Somewhat obsessed myself, I went to the public library and checked out all of the books I could find by Gabriel Garcia Marquez. And as I began to read them, I slowly felt disappointment creeping over me. The stories were flat. The plots weren’t intriguing. Where was the magic?

Since then, I’m been somewhat wary of reading additional books from authors who I’ve adored from the first word. That first encounter with them creates such an impression. I want to savor that, not have it tainted by additional works. Yes, there’s the argument that I may discover even more that I love. But I may not.

In 2005, my favorite book was published, The Year of Magical Thinking by Joan Didion. It is a heart wrenching memoir of the first year of Ms. Didion’s widowhood, during which she was confronting grief, as well as taking care of an adult child hospitalized just before her father’s death. She flashes back to stories when she and her husband are together, suddenly remembering that he is no longer with her. It’s not a book comprised solely of happy memories, though many were. It’s real. It reflects how relationships are built in the day-to-day stuff that you slug through. It highlights how we replay true events in our mind. What if I had just done this differently? Could I have prevented the outcome? Her writing is sharp and meandering at the same time, providing a beautiful juxtaposition. This is my go-to book. Whenever I want to indulge in elegant language, or need a good cry, I pick up this book.

Fast forward to last Friday. I was at a friend’s house. She was on the phone; I was examining her bookshelf. I noticed an old, tattered copy of A Book of Common Prayer by Joan Didion.
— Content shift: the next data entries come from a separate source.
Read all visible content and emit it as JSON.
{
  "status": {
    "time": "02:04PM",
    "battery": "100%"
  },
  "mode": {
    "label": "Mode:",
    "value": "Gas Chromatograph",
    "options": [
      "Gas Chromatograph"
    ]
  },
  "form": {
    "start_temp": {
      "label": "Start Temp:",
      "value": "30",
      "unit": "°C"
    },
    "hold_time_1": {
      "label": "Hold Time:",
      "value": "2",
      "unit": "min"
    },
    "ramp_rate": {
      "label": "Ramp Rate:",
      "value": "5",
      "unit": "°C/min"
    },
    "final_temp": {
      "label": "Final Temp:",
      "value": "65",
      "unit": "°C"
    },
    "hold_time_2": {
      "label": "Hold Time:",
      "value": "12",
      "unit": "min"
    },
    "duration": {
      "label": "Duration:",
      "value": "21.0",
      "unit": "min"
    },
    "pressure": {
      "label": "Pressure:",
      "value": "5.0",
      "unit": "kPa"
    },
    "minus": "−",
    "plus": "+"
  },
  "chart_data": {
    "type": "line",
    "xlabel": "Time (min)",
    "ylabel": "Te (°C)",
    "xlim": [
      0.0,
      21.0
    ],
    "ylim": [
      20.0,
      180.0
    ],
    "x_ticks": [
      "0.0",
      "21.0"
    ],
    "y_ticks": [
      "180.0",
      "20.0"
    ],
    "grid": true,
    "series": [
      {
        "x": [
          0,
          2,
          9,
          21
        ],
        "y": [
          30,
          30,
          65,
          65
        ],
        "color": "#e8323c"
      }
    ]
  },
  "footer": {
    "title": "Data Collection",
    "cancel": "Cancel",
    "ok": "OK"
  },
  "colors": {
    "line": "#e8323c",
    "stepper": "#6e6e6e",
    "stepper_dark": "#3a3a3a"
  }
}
Dare I?

As she hung up the phone, I lifted the worn book from the shelf. I casually asked, “How was this?” She paused. “I don’t remember reading it. You read it and let me know.” I turned it over in my hands.

Dare I?

She gazed at the bookshelf. “You know, I must have read it. This is my shelf where I keep my most treasured books. I just can’t remember what it was about.”

I dare.

I begin reading on the bus ride home. The first few chapters are not disappointing. The language is straightforward, yet complex. The scenes are not in chronological order, so there is suspense and revelation with each fact that is revealed. It’s quirky. It provides glimpses of realistic insight into the nastiness of family affairs and life as a privileged expat. By Sunday morning, I have finished the book.

And I still have a favorite author. Thank you, Ms. Didion.